There have been a lot of changes across campus already this semester, and so we sat down with President Roger Casey to see what students, faculty and staff can look forward to in the upcoming semester and year.
When asked about rankings, President Casey spoke to the problems with such systems.
In regards to US News and World Report’s ranking, he was quick to note that that McDaniel was stagnated, due to the refusal of the Annapolis group, the elite liberal arts colleges group of which McDaniel is a member, to turn in their peer review surveys, which serve as 25% of the total score.
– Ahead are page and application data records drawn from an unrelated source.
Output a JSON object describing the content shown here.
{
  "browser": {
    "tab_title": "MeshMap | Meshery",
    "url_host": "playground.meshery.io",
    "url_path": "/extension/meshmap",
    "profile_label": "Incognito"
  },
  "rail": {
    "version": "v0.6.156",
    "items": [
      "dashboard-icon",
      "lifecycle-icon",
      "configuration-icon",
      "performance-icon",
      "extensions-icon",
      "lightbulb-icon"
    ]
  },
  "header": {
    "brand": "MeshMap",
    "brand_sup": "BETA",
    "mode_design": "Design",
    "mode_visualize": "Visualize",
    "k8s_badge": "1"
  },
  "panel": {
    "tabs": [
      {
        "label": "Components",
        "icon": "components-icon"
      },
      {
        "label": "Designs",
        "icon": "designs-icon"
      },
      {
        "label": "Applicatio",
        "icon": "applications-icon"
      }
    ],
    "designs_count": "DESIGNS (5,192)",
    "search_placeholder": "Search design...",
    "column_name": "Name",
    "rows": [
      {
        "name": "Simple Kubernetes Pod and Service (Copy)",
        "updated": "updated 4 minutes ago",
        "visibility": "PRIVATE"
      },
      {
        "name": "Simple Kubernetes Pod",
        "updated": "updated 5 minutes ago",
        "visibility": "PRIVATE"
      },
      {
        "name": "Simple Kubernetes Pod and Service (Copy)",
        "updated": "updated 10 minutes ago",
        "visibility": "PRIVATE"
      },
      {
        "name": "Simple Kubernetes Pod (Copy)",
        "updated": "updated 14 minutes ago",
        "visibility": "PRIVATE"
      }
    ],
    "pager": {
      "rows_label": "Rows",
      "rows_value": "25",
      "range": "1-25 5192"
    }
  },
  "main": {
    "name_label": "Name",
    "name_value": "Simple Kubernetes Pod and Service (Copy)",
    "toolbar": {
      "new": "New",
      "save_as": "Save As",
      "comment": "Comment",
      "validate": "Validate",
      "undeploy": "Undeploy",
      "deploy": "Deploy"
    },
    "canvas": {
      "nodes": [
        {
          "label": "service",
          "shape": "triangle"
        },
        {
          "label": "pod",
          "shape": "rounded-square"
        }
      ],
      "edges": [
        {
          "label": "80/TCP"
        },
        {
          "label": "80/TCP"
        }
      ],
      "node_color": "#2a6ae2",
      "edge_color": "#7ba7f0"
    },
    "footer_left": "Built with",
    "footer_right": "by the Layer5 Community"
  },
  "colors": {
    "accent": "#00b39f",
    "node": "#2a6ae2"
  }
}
He also stated that recent Department of Education rankings, though they had actually been kind to McDaniel, had drawn the ire of many college presidents by combining state and private college tuition statistics
He instead suggested students looking for a rating should consult the Money Magazine, “Bang-For-Your-Buck,” ratings, which he felt represented McDaniel in a more positive manner. In regards to what may be the college’s most notable rating, Casey said his final dream for McDaniel is that “I’d really like to be the number one tailgating school in the country.”
Casey also spoke to changes in the Honors Program as put in place by Dr. Upton. He was quick to praise the honors students of McDaniel, stating that, in his opinion, “the best students who are going to McDaniel can play in the same ballpark as the same students that are going to Harvard.”
The focus, according to Casey, is on giving students in the honors program and beyond the support structures to allow them to compete with students from across the country, and to move on to both high-level graduate schools and national fellowship programs such as Fulbright and Rhodes. He said this includes potentially developing for-credit courses to help students apply for graduate schools, prepare for tests such as the LSAT and apply for fellowships.
Casey also confirmed that a design plan was in place for two more North Village style residences; these residences would be similar to those in place at the present, but would be three stories as opposed to two. He was quick to note though that the project was still in the early stages of cost analysis. Renovations on McDaniel Hall are also on the horizon once funds become available, along with a potential expansion of the Decker student center, and renovation of the McDaniel and Harrison Houses.
In regards to Campus Safety’s recent changes, Casey spoke positively about the new leadership of Director Hamrick, and stated that the changes made in response to incidents last year had statistically made the campus much safer. He also noted that the move to Pennsylvania Avenue was a smart and helpful change, but is being delayed due to negotiations with the City of Westminster regarding running cables under the street.
“I’m really optimistic about things that have improved in that area [campus safety] and I hope that students are feeling good about it as well,” said the President.
Lastly, Casey noted that over the summer there had been meetings with a strategic planning group to forge a plan for the future of McDaniel.
“At the core of what we think is important is that McDaniel have what we are calling a Commitment. That we have a commitment with our students that if you come to this college to get an education, we will do everything we can to ensure that you get X, Y, and Z. We don’t want a credibility gap between what we say and what students experience here.”
He stated that the school is looking to offer higher levels of mentoring, expanded access to experiential learning opportunities such as study abroad, internships and service opportunities. Likewise, he mentioned that financial feasibility is still a top priority, along with technological advancement for the campus.
Time will tell how these changes will pan out.